13 January 1837

GRAFTON gained from SULLIVAN when town of Enfield gained from town of Grantham. (N.H. Laws 1836, ch. 290, sec. 1/pp. 257-258)

1 January 1841

BELKNAP and CARROLL created from STRAFFORD. (N.H. Laws 1840, ch. 539, secs. 1-2, 16/pp. 455-456, 462)

29 June 1841

Boundary between BELKNAP and CARROLL through Lake Winnepesaukee was clarified [no change]. (N.H. Laws 1841, ch. 621, sec. 1/pp. 547-548)

27 June 1849

CARROLL gained from BELKNAP when town of Wolfeboro gained from town of Alton. (N.H. Laws 1849, ch. 859, sec. 1/p. 402)

5 January 1853

CARROLL gained towns of Bartlett and Jackson and the gore of Hart's Location from COOS. Hale's Location remained part of COOS, although it was surrounded by CARROLL. GRAFTON gained from COOS. (N.H. Laws 1853, ch. 1290, sec. 1/p. 1230)

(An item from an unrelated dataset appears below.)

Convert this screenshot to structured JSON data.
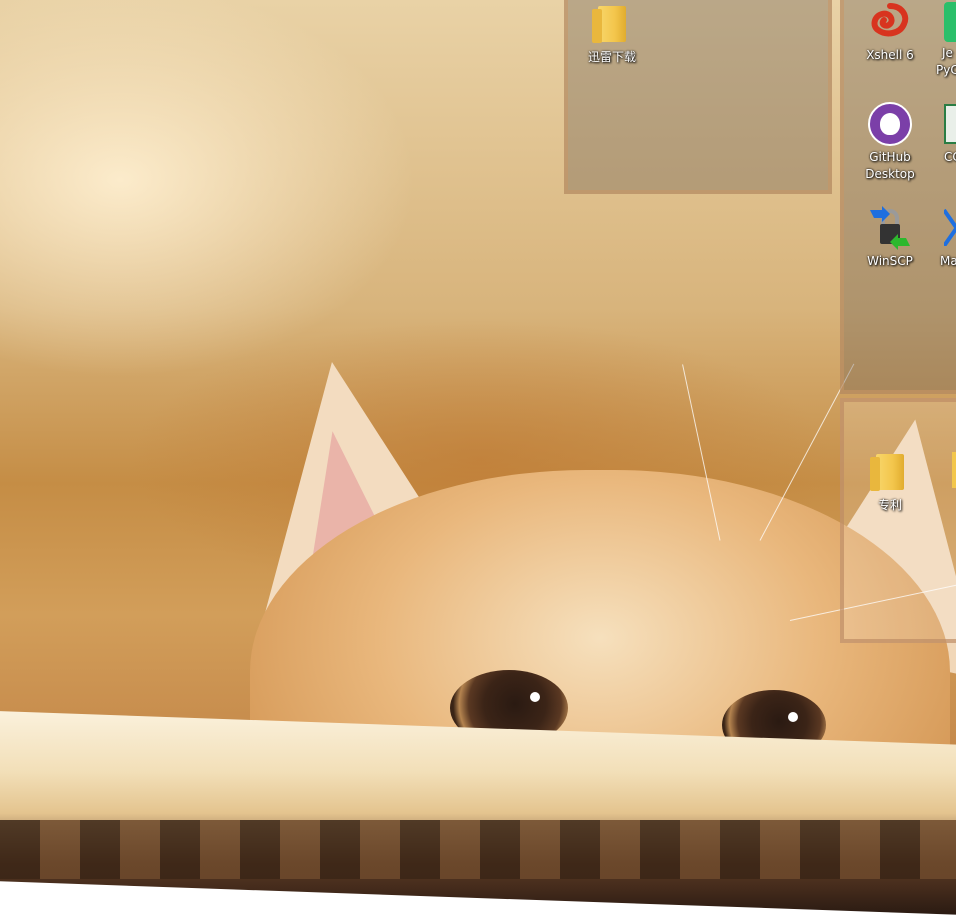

22 June 1853

CARROLL gained the gore of Hale's Location from COOS. (N.H. Laws 1853, ch. 1425, sec. 1/p. 1348)

16 July 1864

CARROLL gained from GRAFTON when town of Sandwich gained small area from town of Waterville [too small to map]. (N.H. Laws 1864, ch. 2891, sec. 1/p. 2850)

1 July 1868

MERRIMACK gained town of Hill from GRAFTON. (N.H. Laws 1868, ch. 14, sec. 1/p. 148)

2 July 1870

ROCKINGHAM gained small area from STRAFFORD when town of Newmarket gained from town of Durham [too small to map]. (N.H. Laws 1870, ch. 43, sec. 1/p. 428)

10 July 1874

MERRIMACK gained town of Danbury from GRAFTON. (N.H. Laws 1874, ch. 96, sec. 1/p. 338)

3 July 1875

Boundary between COOS and GRAFTON was redefined [no change]. (N.H. Laws 1875, ch. 31, sec. 1/p. 457)

23 March 1897

Boundary between BELKNAP and CARROLL through Lake Winnepesaukee was clarified [not mapped]. (N.H. Laws 1897-1898, ch. 199, sec. 1/pp. 197-198)